EXERCISE INSTRUCTIONS
Copy out all lines from the entries below in which "description" occurs.

TASK MATERIAL

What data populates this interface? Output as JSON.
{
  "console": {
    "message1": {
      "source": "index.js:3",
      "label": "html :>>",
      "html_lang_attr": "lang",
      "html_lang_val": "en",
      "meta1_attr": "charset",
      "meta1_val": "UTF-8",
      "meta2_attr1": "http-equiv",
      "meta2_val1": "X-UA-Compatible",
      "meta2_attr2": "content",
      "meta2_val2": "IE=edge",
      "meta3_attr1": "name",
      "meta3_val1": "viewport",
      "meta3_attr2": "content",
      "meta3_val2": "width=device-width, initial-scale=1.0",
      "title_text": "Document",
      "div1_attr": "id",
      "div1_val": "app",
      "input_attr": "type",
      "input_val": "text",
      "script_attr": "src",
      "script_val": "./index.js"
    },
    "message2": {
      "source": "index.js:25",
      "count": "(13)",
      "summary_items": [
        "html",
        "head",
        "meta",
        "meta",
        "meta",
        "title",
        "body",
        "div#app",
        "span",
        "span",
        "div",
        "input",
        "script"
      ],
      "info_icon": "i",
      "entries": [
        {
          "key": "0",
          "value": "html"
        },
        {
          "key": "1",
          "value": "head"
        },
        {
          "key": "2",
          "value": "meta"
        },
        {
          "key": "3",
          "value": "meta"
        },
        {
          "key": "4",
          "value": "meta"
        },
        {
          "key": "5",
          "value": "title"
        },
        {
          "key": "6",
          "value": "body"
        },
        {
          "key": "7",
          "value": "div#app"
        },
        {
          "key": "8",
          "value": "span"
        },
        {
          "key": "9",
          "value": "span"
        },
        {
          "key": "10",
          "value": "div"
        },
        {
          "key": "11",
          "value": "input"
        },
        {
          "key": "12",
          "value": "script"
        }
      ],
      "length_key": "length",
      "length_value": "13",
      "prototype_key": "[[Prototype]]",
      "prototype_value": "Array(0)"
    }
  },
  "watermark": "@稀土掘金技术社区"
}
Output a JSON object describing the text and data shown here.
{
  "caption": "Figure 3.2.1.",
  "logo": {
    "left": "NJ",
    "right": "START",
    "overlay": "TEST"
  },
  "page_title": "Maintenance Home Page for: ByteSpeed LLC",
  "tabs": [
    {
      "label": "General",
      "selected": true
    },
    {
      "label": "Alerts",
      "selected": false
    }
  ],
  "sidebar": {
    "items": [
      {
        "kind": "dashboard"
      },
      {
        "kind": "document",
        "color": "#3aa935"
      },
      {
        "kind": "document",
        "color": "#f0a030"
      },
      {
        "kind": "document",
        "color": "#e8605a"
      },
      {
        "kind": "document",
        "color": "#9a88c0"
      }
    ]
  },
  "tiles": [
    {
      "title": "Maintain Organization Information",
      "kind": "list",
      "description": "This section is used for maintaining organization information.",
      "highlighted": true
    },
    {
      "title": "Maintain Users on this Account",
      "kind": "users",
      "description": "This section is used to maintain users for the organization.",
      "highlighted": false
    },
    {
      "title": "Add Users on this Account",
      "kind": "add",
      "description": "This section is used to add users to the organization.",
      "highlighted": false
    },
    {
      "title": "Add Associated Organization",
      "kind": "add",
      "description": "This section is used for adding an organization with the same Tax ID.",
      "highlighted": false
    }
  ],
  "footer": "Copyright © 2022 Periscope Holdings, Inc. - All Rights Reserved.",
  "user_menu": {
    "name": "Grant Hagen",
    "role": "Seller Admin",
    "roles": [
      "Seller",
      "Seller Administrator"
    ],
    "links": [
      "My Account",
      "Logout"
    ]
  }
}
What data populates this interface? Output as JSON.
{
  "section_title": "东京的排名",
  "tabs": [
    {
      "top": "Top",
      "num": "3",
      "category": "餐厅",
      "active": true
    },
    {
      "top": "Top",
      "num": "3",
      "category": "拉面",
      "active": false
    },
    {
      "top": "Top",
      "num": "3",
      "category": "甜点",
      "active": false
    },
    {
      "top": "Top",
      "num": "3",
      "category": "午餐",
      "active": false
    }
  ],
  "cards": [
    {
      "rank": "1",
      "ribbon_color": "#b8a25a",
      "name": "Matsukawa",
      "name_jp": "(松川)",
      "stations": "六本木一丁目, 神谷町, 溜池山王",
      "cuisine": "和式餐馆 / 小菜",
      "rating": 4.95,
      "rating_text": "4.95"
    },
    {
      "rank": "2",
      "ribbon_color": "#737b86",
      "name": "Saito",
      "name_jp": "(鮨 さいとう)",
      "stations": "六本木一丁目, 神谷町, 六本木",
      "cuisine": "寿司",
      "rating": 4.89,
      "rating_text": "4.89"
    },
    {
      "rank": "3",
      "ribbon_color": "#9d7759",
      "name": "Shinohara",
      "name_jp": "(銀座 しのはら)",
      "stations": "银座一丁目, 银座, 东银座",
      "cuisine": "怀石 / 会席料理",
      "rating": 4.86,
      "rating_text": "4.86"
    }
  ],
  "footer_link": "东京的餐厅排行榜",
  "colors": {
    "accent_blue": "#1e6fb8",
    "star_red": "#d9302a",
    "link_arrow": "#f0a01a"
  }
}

EXERCISE OUTPUT
      "description": "This section is used for maintaining organization information.",
      "description": "This section is used to maintain users for the organization.",
      "description": "This section is used to add users to the organization.",
      "description": "This section is used for adding an organization with the same Tax ID.",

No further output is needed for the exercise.